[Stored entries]
===============

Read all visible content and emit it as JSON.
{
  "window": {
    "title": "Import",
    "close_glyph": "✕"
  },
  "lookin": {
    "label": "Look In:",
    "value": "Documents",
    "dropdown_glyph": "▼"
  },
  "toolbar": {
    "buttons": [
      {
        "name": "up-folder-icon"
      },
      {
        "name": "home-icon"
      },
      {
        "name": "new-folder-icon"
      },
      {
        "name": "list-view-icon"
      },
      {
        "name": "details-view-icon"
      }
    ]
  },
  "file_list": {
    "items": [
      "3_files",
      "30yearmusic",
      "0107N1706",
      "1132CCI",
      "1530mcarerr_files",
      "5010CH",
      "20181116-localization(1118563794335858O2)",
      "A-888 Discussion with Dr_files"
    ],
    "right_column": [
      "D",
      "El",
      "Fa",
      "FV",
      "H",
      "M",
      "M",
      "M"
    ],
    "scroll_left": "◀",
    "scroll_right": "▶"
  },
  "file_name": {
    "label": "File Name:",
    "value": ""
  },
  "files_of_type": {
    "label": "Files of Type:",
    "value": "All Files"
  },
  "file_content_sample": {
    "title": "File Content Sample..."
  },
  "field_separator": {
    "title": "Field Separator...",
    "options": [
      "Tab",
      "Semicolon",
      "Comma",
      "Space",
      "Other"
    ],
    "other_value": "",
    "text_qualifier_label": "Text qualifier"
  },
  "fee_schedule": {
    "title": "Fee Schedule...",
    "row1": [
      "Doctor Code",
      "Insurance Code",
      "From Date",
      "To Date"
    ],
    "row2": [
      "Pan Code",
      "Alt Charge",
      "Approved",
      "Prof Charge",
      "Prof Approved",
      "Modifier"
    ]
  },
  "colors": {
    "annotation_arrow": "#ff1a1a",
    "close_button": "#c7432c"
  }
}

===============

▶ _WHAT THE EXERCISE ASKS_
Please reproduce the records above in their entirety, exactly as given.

▶ _OUTPUT_
Read all visible content and emit it as JSON.
{
  "window": {
    "title": "Import",
    "close_glyph": "✕"
  },
  "lookin": {
    "label": "Look In:",
    "value": "Documents",
    "dropdown_glyph": "▼"
  },
  "toolbar": {
    "buttons": [
      {
        "name": "up-folder-icon"
      },
      {
        "name": "home-icon"
      },
      {
        "name": "new-folder-icon"
      },
      {
        "name": "list-view-icon"
      },
      {
        "name": "details-view-icon"
      }
    ]
  },
  "file_list": {
    "items": [
      "3_files",
      "30yearmusic",
      "0107N1706",
      "1132CCI",
      "1530mcarerr_files",
      "5010CH",
      "20181116-localization(1118563794335858O2)",
      "A-888 Discussion with Dr_files"
    ],
    "right_column": [
      "D",
      "El",
      "Fa",
      "FV",
      "H",
      "M",
      "M",
      "M"
    ],
    "scroll_left": "◀",
    "scroll_right": "▶"
  },
  "file_name": {
    "label": "File Name:",
    "value": ""
  },
  "files_of_type": {
    "label": "Files of Type:",
    "value": "All Files"
  },
  "file_content_sample": {
    "title": "File Content Sample..."
  },
  "field_separator": {
    "title": "Field Separator...",
    "options": [
      "Tab",
      "Semicolon",
      "Comma",
      "Space",
      "Other"
    ],
    "other_value": "",
    "text_qualifier_label": "Text qualifier"
  },
  "fee_schedule": {
    "title": "Fee Schedule...",
    "row1": [
      "Doctor Code",
      "Insurance Code",
      "From Date",
      "To Date"
    ],
    "row2": [
      "Pan Code",
      "Alt Charge",
      "Approved",
      "Prof Charge",
      "Prof Approved",
      "Modifier"
    ]
  },
  "colors": {
    "annotation_arrow": "#ff1a1a",
    "close_button": "#c7432c"
  }
}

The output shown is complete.